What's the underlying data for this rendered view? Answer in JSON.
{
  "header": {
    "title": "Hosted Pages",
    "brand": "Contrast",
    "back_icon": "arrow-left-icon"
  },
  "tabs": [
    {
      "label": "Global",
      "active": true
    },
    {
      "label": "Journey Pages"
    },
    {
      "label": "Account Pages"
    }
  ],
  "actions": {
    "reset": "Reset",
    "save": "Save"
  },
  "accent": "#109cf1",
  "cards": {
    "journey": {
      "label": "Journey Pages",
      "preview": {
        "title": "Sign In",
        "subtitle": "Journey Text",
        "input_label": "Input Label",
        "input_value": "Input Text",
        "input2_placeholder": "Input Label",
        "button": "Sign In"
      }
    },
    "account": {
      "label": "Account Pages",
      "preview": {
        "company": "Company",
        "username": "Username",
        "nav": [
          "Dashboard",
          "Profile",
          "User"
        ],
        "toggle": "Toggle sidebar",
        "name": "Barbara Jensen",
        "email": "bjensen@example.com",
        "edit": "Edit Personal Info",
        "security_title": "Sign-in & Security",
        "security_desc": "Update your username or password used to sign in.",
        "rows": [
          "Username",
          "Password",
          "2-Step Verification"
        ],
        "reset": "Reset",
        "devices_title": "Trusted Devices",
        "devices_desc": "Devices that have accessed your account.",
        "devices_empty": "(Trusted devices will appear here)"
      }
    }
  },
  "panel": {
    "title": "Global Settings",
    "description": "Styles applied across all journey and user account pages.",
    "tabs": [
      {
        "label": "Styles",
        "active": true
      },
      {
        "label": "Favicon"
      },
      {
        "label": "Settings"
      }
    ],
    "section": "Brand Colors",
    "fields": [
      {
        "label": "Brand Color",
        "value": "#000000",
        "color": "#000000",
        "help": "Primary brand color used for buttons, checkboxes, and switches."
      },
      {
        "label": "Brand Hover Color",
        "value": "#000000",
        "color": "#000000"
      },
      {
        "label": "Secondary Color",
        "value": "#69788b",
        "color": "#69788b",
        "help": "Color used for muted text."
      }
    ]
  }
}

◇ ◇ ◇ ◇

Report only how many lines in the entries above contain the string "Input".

Task output => 3